▶ What is required: Retype each record shown below, leaving every character as it is.

(App and web page records)
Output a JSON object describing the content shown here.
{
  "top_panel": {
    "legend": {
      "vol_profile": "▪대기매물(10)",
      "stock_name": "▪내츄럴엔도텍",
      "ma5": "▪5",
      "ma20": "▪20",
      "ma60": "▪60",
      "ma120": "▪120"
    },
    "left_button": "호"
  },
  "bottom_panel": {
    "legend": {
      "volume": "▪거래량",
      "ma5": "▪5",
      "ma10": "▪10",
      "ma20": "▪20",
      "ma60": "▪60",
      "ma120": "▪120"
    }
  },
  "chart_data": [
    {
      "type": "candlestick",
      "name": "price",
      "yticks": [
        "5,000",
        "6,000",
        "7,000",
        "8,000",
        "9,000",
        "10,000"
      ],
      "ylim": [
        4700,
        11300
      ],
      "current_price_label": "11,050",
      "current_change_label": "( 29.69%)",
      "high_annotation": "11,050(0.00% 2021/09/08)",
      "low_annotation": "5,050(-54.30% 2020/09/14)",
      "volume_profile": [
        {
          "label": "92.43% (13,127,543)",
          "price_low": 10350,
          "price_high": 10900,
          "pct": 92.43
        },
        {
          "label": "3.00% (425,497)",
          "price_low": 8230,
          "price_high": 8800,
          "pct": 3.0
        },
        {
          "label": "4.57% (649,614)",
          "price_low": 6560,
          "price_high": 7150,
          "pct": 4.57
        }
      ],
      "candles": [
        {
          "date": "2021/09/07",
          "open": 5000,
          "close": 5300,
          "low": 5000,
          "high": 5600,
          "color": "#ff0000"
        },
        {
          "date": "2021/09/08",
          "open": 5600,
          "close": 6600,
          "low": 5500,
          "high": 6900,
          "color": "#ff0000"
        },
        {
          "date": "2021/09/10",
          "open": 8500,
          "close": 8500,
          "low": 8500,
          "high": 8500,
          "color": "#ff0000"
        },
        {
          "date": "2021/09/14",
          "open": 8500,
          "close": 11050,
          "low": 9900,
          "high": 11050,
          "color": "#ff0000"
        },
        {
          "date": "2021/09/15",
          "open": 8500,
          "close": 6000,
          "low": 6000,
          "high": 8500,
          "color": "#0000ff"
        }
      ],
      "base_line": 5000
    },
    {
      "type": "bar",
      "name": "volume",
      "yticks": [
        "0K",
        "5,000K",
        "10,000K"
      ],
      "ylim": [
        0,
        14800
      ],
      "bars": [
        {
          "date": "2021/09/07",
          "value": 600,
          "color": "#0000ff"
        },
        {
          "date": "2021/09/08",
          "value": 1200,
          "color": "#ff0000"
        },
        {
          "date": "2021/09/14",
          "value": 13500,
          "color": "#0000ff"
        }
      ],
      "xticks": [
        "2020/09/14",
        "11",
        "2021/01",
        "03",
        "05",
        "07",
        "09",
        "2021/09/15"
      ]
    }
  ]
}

▶ Response to the exercise:
Output a JSON object describing the content shown here.
{
  "top_panel": {
    "legend": {
      "vol_profile": "▪대기매물(10)",
      "stock_name": "▪내츄럴엔도텍",
      "ma5": "▪5",
      "ma20": "▪20",
      "ma60": "▪60",
      "ma120": "▪120"
    },
    "left_button": "호"
  },
  "bottom_panel": {
    "legend": {
      "volume": "▪거래량",
      "ma5": "▪5",
      "ma10": "▪10",
      "ma20": "▪20",
      "ma60": "▪60",
      "ma120": "▪120"
    }
  },
  "chart_data": [
    {
      "type": "candlestick",
      "name": "price",
      "yticks": [
        "5,000",
        "6,000",
        "7,000",
        "8,000",
        "9,000",
        "10,000"
      ],
      "ylim": [
        4700,
        11300
      ],
      "current_price_label": "11,050",
      "current_change_label": "( 29.69%)",
      "high_annotation": "11,050(0.00% 2021/09/08)",
      "low_annotation": "5,050(-54.30% 2020/09/14)",
      "volume_profile": [
        {
          "label": "92.43% (13,127,543)",
          "price_low": 10350,
          "price_high": 10900,
          "pct": 92.43
        },
        {
          "label": "3.00% (425,497)",
          "price_low": 8230,
          "price_high": 8800,
          "pct": 3.0
        },
        {
          "label": "4.57% (649,614)",
          "price_low": 6560,
          "price_high": 7150,
          "pct": 4.57
        }
      ],
      "candles": [
        {
          "date": "2021/09/07",
          "open": 5000,
          "close": 5300,
          "low": 5000,
          "high": 5600,
          "color": "#ff0000"
        },
        {
          "date": "2021/09/08",
          "open": 5600,
          "close": 6600,
          "low": 5500,
          "high": 6900,
          "color": "#ff0000"
        },
        {
          "date": "2021/09/10",
          "open": 8500,
          "close": 8500,
          "low": 8500,
          "high": 8500,
          "color": "#ff0000"
        },
        {
          "date": "2021/09/14",
          "open": 8500,
          "close": 11050,
          "low": 9900,
          "high": 11050,
          "color": "#ff0000"
        },
        {
          "date": "2021/09/15",
          "open": 8500,
          "close": 6000,
          "low": 6000,
          "high": 8500,
          "color": "#0000ff"
        }
      ],
      "base_line": 5000
    },
    {
      "type": "bar",
      "name": "volume",
      "yticks": [
        "0K",
        "5,000K",
        "10,000K"
      ],
      "ylim": [
        0,
        14800
      ],
      "bars": [
        {
          "date": "2021/09/07",
          "value": 600,
          "color": "#0000ff"
        },
        {
          "date": "2021/09/08",
          "value": 1200,
          "color": "#ff0000"
        },
        {
          "date": "2021/09/14",
          "value": 13500,
          "color": "#0000ff"
        }
      ],
      "xticks": [
        "2020/09/14",
        "11",
        "2021/01",
        "03",
        "05",
        "07",
        "09",
        "2021/09/15"
      ]
    }
  ]
}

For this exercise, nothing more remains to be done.